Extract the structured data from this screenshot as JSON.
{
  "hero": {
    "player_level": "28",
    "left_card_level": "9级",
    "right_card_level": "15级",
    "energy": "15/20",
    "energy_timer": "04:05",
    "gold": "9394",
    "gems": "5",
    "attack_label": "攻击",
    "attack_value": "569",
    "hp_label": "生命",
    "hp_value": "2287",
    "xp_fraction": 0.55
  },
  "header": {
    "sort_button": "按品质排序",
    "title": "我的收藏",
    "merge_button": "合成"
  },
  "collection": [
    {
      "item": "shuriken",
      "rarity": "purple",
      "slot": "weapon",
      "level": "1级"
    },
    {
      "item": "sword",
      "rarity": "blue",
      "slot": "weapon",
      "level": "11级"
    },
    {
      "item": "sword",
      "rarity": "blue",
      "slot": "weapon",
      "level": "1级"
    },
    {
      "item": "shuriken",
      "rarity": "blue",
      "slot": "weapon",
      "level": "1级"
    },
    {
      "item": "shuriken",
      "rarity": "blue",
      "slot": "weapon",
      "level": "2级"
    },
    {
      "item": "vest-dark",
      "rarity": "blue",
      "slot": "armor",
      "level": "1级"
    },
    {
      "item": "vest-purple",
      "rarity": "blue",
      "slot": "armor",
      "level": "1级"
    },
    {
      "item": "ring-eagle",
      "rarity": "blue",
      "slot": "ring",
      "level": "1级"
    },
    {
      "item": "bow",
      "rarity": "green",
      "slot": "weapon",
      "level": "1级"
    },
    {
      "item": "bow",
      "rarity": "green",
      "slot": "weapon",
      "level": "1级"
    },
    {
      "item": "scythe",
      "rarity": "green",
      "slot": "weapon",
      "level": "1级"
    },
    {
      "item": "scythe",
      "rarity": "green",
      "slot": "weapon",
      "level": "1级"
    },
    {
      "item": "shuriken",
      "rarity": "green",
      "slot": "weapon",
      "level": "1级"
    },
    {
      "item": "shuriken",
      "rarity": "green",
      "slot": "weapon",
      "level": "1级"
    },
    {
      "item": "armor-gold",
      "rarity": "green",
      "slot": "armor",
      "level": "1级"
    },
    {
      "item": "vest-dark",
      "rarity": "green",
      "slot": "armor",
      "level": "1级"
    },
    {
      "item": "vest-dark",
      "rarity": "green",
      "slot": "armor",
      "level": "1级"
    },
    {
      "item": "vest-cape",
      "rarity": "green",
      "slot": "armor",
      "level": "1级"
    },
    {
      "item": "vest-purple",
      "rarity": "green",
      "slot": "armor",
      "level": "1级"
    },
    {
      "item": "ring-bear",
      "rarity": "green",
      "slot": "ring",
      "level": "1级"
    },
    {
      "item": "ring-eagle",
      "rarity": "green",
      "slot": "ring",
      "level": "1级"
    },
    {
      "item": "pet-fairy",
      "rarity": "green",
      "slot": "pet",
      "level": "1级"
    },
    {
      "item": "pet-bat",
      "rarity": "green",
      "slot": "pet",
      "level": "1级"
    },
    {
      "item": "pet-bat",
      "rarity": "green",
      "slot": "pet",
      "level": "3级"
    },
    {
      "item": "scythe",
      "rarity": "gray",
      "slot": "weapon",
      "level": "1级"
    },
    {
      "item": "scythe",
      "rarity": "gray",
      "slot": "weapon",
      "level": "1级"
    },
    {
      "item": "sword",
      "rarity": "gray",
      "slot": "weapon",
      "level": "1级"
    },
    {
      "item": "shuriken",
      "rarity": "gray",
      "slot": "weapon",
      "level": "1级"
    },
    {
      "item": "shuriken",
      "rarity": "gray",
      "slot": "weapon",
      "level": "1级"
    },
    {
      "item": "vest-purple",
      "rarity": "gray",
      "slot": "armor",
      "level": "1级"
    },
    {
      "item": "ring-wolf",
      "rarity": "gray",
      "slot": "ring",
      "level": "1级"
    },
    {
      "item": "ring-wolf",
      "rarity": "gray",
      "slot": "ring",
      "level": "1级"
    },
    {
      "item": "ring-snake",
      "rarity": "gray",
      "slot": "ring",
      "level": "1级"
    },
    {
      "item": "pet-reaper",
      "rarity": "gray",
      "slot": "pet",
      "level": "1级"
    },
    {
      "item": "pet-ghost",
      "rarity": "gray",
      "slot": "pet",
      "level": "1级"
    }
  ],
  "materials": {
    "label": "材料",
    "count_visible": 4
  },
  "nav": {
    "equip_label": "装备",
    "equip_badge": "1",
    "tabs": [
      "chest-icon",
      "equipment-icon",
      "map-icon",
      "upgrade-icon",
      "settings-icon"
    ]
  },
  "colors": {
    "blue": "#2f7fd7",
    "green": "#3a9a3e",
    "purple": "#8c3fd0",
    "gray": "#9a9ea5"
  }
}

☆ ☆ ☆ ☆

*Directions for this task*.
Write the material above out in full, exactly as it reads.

*Expected output*.
Extract the structured data from this screenshot as JSON.
{
  "hero": {
    "player_level": "28",
    "left_card_level": "9级",
    "right_card_level": "15级",
    "energy": "15/20",
    "energy_timer": "04:05",
    "gold": "9394",
    "gems": "5",
    "attack_label": "攻击",
    "attack_value": "569",
    "hp_label": "生命",
    "hp_value": "2287",
    "xp_fraction": 0.55
  },
  "header": {
    "sort_button": "按品质排序",
    "title": "我的收藏",
    "merge_button": "合成"
  },
  "collection": [
    {
      "item": "shuriken",
      "rarity": "purple",
      "slot": "weapon",
      "level": "1级"
    },
    {
      "item": "sword",
      "rarity": "blue",
      "slot": "weapon",
      "level": "11级"
    },
    {
      "item": "sword",
      "rarity": "blue",
      "slot": "weapon",
      "level": "1级"
    },
    {
      "item": "shuriken",
      "rarity": "blue",
      "slot": "weapon",
      "level": "1级"
    },
    {
      "item": "shuriken",
      "rarity": "blue",
      "slot": "weapon",
      "level": "2级"
    },
    {
      "item": "vest-dark",
      "rarity": "blue",
      "slot": "armor",
      "level": "1级"
    },
    {
      "item": "vest-purple",
      "rarity": "blue",
      "slot": "armor",
      "level": "1级"
    },
    {
      "item": "ring-eagle",
      "rarity": "blue",
      "slot": "ring",
      "level": "1级"
    },
    {
      "item": "bow",
      "rarity": "green",
      "slot": "weapon",
      "level": "1级"
    },
    {
      "item": "bow",
      "rarity": "green",
      "slot": "weapon",
      "level": "1级"
    },
    {
      "item": "scythe",
      "rarity": "green",
      "slot": "weapon",
      "level": "1级"
    },
    {
      "item": "scythe",
      "rarity": "green",
      "slot": "weapon",
      "level": "1级"
    },
    {
      "item": "shuriken",
      "rarity": "green",
      "slot": "weapon",
      "level": "1级"
    },
    {
      "item": "shuriken",
      "rarity": "green",
      "slot": "weapon",
      "level": "1级"
    },
    {
      "item": "armor-gold",
      "rarity": "green",
      "slot": "armor",
      "level": "1级"
    },
    {
      "item": "vest-dark",
      "rarity": "green",
      "slot": "armor",
      "level": "1级"
    },
    {
      "item": "vest-dark",
      "rarity": "green",
      "slot": "armor",
      "level": "1级"
    },
    {
      "item": "vest-cape",
      "rarity": "green",
      "slot": "armor",
      "level": "1级"
    },
    {
      "item": "vest-purple",
      "rarity": "green",
      "slot": "armor",
      "level": "1级"
    },
    {
      "item": "ring-bear",
      "rarity": "green",
      "slot": "ring",
      "level": "1级"
    },
    {
      "item": "ring-eagle",
      "rarity": "green",
      "slot": "ring",
      "level": "1级"
    },
    {
      "item": "pet-fairy",
      "rarity": "green",
      "slot": "pet",
      "level": "1级"
    },
    {
      "item": "pet-bat",
      "rarity": "green",
      "slot": "pet",
      "level": "1级"
    },
    {
      "item": "pet-bat",
      "rarity": "green",
      "slot": "pet",
      "level": "3级"
    },
    {
      "item": "scythe",
      "rarity": "gray",
      "slot": "weapon",
      "level": "1级"
    },
    {
      "item": "scythe",
      "rarity": "gray",
      "slot": "weapon",
      "level": "1级"
    },
    {
      "item": "sword",
      "rarity": "gray",
      "slot": "weapon",
      "level": "1级"
    },
    {
      "item": "shuriken",
      "rarity": "gray",
      "slot": "weapon",
      "level": "1级"
    },
    {
      "item": "shuriken",
      "rarity": "gray",
      "slot": "weapon",
      "level": "1级"
    },
    {
      "item": "vest-purple",
      "rarity": "gray",
      "slot": "armor",
      "level": "1级"
    },
    {
      "item": "ring-wolf",
      "rarity": "gray",
      "slot": "ring",
      "level": "1级"
    },
    {
      "item": "ring-wolf",
      "rarity": "gray",
      "slot": "ring",
      "level": "1级"
    },
    {
      "item": "ring-snake",
      "rarity": "gray",
      "slot": "ring",
      "level": "1级"
    },
    {
      "item": "pet-reaper",
      "rarity": "gray",
      "slot": "pet",
      "level": "1级"
    },
    {
      "item": "pet-ghost",
      "rarity": "gray",
      "slot": "pet",
      "level": "1级"
    }
  ],
  "materials": {
    "label": "材料",
    "count_visible": 4
  },
  "nav": {
    "equip_label": "装备",
    "equip_badge": "1",
    "tabs": [
      "chest-icon",
      "equipment-icon",
      "map-icon",
      "upgrade-icon",
      "settings-icon"
    ]
  },
  "colors": {
    "blue": "#2f7fd7",
    "green": "#3a9a3e",
    "purple": "#8c3fd0",
    "gray": "#9a9ea5"
  }
}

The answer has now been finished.